By Dr. Lisa Arslanian
Our protests against patriarchal disparities most commonly find voice within the feminine realm—unequal pay for women, societal expectations that undermine female potential, glass ceilings in the workplace, and so on. Daily conversations with my female patients highlight how readily beliefs of unworthiness and questions around value can seep into our unconscious. These realities, along with the human mind’s quest to categorize information and make sense of the world lead us to believe that if women get less, then men must get more. This deductive logic finds affirmation in the world of opportunity and compensation, but as a psychologist, I can attest to a different reality when it comes to our emotional and psychological worlds. In my everyday work with real people, I witness the painfully ironic “equality” that patriarchy does in fact offer—the casualties. Yes—these are the “gifts” enjoyed by both men and women alike.
When patriarchy dangles in men’s eyes the prized possessions of greater power and influence, it hides the small-print disclaimer at the end of the contract. Here’s what this disclaimer says:
“In agreeing to accept the prized role of becoming the ‘head’ of your family, in accepting society’s offer of greater pay and a louder voice, in being given implicit permission to interrupt women midway through their sentences, etc…. you also agree to a lifetime of relinquishing your right to engage with the full range of human emotions. You agree to never cry, show feelings, express need or vulnerability. Should any of these expressions arise, they are only to manifest as anger and/or frustration; any other expression shall be chastised with shame. In your moments of powerlessness and helplessness, your anger and rage may swallow you whole and leave you with a gaping void of confusion around who you truly are.
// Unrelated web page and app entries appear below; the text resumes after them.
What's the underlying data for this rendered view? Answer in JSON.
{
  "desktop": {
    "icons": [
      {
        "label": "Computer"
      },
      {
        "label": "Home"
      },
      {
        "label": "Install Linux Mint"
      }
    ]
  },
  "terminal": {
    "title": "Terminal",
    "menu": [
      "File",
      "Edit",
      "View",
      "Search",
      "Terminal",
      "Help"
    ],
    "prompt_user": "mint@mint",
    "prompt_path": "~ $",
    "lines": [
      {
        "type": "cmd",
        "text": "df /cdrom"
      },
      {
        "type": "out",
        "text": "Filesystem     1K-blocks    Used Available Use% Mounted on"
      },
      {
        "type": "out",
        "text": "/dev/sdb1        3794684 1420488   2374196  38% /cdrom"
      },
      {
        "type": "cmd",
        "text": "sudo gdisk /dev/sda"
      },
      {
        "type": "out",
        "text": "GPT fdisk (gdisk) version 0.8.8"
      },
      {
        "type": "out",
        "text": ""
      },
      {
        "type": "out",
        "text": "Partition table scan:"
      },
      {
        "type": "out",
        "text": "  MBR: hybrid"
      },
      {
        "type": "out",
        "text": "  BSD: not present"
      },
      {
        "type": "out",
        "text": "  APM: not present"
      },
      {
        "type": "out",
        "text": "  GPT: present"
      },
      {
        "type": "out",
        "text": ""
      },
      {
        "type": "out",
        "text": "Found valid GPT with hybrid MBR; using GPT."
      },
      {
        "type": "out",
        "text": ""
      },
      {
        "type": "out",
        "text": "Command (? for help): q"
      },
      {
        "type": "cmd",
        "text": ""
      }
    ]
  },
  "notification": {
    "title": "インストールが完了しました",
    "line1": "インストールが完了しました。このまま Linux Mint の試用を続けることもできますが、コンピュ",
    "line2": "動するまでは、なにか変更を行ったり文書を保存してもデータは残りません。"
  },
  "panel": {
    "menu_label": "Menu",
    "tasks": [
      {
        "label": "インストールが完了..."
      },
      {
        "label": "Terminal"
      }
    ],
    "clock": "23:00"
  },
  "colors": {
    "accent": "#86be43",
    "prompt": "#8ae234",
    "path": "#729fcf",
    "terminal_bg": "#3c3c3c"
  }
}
The limits that come with the latter may result in a lifetime of struggle and confusion in your most important relationships and may limit the depths at which you are able to enjoy meaningful connections; nonetheless, terms are non-negotiable.
You also get to enjoy the sparkling guise of being assigned a greater sense of importance in the world; in enjoying this falsely grandiose status, you agree to give up large pieces of your true person. As is true with any inflation, a recession (in this case, depression) is guaranteed to follow. However, given the aforementioned restrictions, your depression is only to manifest as continued anger and bitterness toward life...a persistent, nagging (but sadly, true) sense of being misunderstood.
Upon reaching that moment when you realize that you have been seduced to accept an artificial and less than rewarding promise, we exempt ourselves of all liability. You will be responsible to clean the mess you find on your hands and the sadness that resides in your heart.”
My purpose in writing this, dear reader, is to offer kind, compassionate presence to the men who privately endure the pressures of the above disclaimer and feel suffocated by the constraints they never knew they agreed to. One of the most endearing experiences in my work is when a male patient shares with me that he simply does not know how to identify his emotions, feels uncertain about what showing empathy looks like, and experiences utter confusion around how to foster a deeper emotional connection with someone he cares for. I feel deeply grateful for my patients’ willingness to share this information with me—for their honesty and forthrightness. Their words are met by my great respect and admiration. Every day, I am humbled to do work that allows me the privilege of seeing courage come to life.
I respond to their “confession”—“It’s not your fault. You simply have a blindspot to something that was just not part of your experience.” Internally, I feel the truest compassion for these men. I believe their wish to learn, and most importantly, I trust the full range of their humanness. Moving forward, I feel eager for them to discover the freedom inherent to owning all parts of their inner world. Excitedly, I await the journey for us to get to know the truest version of their self—the whole self.
Often times our efforts at tackling the patriarchy involve changing the status quo. I wonder, though, if an equally important movement toward change can occur by simply acknowledging the precious realities that have existed before us for all time. When we speak to our sons, I wonder if we can celebrate the kindness in their hearts, the tenderness in their touch, the wisdom of their thoughtful choices. I wonder if we can rise to the occasion of nurturing men who enjoy the freedom to know all facets of themselves, men who wisely trust the inner anchor necessary to gracefully swim through the complex nuances of life.
The pathway is simple: allow for all aspects of humanity—struggles, feelings, needs, mercy, compassion and growth. Acceptance of our humanity affords us the greatest freedom—to live as our truest selves. And I am so happy to share with you, dear reader, that the truth of our humanity requires no disclaimer.
As published in The Armenian Weekly